Stored entries
------------------------------------

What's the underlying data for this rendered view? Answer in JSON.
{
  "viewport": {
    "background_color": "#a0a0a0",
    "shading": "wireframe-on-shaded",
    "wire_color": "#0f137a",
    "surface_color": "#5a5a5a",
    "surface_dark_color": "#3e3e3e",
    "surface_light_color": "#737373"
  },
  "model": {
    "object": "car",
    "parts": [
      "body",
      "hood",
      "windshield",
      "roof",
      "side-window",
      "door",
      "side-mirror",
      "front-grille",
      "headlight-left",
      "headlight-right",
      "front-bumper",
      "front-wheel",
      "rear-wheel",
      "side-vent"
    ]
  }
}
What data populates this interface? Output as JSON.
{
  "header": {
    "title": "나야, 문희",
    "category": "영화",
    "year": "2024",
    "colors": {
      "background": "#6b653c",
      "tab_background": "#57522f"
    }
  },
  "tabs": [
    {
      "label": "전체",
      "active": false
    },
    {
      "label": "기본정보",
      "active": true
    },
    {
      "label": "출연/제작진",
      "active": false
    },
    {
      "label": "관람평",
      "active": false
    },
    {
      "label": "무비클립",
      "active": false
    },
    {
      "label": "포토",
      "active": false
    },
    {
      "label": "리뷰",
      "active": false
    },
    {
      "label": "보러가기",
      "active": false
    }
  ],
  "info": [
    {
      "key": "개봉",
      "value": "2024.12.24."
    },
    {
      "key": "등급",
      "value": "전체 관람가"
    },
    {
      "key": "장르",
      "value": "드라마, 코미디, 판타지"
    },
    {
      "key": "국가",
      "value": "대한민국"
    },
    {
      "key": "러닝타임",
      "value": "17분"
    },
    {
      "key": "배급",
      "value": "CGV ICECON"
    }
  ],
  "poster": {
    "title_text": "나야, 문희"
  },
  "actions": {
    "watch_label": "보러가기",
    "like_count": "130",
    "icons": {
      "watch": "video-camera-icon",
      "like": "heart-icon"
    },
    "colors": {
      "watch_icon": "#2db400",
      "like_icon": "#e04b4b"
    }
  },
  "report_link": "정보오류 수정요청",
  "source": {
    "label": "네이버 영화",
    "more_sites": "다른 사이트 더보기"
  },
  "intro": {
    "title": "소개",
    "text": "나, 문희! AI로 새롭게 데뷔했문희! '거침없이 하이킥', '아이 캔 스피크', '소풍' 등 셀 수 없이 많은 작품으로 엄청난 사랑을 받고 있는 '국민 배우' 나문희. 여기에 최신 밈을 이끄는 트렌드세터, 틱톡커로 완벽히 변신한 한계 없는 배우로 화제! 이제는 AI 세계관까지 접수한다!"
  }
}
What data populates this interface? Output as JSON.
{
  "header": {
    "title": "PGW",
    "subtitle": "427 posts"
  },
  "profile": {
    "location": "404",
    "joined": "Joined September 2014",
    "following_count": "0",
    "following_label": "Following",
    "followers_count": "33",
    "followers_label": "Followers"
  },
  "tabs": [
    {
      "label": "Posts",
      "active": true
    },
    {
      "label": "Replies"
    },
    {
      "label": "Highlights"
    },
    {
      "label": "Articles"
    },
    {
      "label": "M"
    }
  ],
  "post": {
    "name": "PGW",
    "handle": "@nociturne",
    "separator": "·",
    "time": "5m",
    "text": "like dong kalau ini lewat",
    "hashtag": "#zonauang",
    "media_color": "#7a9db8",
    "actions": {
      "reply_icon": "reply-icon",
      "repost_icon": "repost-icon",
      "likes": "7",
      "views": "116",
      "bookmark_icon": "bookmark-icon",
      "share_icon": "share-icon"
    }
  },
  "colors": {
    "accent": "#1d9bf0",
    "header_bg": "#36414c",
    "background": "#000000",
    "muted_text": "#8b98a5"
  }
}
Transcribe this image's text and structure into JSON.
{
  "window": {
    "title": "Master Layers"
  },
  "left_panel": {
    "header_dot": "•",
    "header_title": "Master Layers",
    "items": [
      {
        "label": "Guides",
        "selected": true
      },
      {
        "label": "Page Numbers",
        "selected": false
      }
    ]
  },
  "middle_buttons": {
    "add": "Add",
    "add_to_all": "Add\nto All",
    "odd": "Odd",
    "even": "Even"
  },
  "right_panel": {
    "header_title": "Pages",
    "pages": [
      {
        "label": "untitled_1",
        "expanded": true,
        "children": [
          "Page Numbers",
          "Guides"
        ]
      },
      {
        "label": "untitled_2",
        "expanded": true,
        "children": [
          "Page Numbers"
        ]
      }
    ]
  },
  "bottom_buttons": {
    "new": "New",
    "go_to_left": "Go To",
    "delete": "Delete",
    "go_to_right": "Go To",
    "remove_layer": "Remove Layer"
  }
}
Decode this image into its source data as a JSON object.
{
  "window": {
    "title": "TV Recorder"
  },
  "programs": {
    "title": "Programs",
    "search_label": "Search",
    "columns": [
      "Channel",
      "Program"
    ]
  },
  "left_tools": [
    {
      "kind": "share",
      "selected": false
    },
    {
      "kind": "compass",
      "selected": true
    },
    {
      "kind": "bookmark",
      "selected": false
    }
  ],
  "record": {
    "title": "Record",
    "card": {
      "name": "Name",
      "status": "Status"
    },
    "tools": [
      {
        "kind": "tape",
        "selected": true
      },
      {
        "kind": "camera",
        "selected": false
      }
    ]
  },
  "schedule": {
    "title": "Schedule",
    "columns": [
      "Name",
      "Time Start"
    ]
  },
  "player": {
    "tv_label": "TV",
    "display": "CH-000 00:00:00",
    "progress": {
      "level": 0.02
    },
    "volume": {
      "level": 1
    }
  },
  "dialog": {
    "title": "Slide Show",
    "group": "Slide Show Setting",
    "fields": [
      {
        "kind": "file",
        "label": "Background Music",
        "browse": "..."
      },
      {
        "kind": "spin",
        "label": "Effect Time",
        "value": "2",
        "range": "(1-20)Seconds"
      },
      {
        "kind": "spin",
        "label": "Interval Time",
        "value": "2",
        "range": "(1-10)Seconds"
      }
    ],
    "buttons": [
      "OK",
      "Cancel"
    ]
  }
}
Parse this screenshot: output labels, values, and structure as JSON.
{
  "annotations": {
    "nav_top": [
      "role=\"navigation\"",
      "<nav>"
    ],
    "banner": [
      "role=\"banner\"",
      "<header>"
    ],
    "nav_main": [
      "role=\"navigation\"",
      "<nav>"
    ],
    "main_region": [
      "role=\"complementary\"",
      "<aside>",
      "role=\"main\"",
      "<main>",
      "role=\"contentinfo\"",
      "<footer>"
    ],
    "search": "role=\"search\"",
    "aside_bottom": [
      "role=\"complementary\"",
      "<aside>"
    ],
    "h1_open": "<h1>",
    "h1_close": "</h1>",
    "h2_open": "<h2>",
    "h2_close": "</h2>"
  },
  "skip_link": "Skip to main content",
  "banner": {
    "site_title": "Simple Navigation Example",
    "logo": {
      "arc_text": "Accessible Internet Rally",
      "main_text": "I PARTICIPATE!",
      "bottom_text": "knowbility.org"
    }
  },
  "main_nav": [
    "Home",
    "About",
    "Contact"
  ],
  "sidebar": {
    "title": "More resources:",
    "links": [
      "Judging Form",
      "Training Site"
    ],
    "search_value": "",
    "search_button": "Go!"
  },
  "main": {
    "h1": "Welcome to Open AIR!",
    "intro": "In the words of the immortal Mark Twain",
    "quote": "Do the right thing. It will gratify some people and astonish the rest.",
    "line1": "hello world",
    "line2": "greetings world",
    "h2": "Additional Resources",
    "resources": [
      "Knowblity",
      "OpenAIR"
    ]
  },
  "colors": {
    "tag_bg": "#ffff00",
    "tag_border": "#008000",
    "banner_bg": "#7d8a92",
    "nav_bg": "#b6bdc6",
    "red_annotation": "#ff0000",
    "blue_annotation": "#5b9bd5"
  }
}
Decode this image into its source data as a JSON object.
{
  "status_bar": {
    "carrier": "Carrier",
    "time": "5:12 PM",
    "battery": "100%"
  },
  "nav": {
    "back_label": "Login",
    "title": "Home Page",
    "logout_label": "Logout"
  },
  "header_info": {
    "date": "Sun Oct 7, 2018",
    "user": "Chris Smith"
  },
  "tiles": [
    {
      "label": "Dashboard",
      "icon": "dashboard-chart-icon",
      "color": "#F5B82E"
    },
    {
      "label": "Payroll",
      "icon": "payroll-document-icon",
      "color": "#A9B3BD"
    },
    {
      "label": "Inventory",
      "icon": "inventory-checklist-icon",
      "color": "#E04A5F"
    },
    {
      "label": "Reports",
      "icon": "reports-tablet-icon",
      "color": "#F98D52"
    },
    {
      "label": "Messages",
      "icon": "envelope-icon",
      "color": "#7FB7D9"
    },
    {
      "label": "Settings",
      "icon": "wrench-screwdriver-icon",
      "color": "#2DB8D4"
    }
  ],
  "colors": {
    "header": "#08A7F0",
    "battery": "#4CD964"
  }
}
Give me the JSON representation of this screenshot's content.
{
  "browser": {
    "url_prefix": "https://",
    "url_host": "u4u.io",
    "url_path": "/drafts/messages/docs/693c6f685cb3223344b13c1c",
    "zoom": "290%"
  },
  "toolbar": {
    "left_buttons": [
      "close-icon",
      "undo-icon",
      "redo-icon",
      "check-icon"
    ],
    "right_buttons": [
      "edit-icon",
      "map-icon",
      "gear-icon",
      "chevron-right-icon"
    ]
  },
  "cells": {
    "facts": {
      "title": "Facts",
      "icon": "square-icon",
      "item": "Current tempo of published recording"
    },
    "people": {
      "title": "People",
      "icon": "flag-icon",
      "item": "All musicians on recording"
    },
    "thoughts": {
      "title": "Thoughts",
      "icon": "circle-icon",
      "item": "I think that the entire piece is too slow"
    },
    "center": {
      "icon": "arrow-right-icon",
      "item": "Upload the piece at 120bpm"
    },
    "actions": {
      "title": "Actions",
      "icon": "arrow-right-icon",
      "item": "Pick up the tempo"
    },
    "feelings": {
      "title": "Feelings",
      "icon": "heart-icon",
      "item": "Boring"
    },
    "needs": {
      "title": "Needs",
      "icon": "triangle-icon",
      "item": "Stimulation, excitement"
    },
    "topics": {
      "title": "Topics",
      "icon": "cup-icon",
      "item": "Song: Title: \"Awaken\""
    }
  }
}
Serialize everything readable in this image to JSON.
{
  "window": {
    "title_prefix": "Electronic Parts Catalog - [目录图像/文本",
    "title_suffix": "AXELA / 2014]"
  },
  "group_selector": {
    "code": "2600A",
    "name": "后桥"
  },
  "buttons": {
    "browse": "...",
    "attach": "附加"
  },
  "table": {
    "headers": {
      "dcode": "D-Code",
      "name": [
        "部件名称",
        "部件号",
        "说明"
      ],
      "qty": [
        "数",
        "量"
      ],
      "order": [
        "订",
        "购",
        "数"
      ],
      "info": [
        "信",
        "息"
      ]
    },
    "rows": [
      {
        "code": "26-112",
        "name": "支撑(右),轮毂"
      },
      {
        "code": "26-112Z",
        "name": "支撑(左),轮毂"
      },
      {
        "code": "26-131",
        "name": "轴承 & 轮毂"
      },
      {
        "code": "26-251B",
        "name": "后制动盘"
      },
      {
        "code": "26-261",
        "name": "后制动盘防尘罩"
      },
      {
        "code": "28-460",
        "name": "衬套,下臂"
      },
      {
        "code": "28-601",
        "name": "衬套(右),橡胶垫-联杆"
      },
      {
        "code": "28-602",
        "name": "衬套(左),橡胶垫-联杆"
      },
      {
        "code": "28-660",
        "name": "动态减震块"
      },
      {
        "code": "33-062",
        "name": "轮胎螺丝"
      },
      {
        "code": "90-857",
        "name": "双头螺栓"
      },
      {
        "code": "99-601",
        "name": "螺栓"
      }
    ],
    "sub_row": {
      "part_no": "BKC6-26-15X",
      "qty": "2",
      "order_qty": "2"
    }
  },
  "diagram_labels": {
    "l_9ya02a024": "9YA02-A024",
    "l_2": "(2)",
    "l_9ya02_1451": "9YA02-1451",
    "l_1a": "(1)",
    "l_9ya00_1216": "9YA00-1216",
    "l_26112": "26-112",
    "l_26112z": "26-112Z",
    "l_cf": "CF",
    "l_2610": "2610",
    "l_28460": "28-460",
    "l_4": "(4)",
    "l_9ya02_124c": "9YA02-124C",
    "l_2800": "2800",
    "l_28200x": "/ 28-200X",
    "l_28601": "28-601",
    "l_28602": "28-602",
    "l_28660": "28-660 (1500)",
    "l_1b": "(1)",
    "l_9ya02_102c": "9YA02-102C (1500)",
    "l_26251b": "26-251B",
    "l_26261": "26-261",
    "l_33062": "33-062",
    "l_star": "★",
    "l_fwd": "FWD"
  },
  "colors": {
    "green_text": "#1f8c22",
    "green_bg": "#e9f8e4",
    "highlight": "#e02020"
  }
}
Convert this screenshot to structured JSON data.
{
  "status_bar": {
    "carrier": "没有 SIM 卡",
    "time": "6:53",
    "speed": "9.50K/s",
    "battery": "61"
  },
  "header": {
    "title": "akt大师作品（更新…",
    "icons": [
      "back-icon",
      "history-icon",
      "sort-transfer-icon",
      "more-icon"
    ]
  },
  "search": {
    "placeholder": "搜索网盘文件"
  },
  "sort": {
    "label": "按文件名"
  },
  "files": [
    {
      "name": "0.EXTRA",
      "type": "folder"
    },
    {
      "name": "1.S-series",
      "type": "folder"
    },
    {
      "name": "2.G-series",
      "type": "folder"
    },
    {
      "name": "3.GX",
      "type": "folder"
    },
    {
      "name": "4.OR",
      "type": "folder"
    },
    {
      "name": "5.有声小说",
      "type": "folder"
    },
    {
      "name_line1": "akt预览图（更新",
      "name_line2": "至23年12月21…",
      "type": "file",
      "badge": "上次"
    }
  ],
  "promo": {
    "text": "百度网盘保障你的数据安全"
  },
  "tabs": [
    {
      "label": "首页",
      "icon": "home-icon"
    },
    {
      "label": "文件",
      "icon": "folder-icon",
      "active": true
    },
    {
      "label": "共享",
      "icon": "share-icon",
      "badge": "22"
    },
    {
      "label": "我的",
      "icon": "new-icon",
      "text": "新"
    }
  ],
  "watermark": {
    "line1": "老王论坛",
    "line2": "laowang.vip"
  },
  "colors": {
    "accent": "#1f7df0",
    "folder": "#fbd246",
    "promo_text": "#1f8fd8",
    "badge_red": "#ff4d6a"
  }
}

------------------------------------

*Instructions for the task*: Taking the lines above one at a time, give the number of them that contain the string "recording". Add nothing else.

*Exercise output*: 2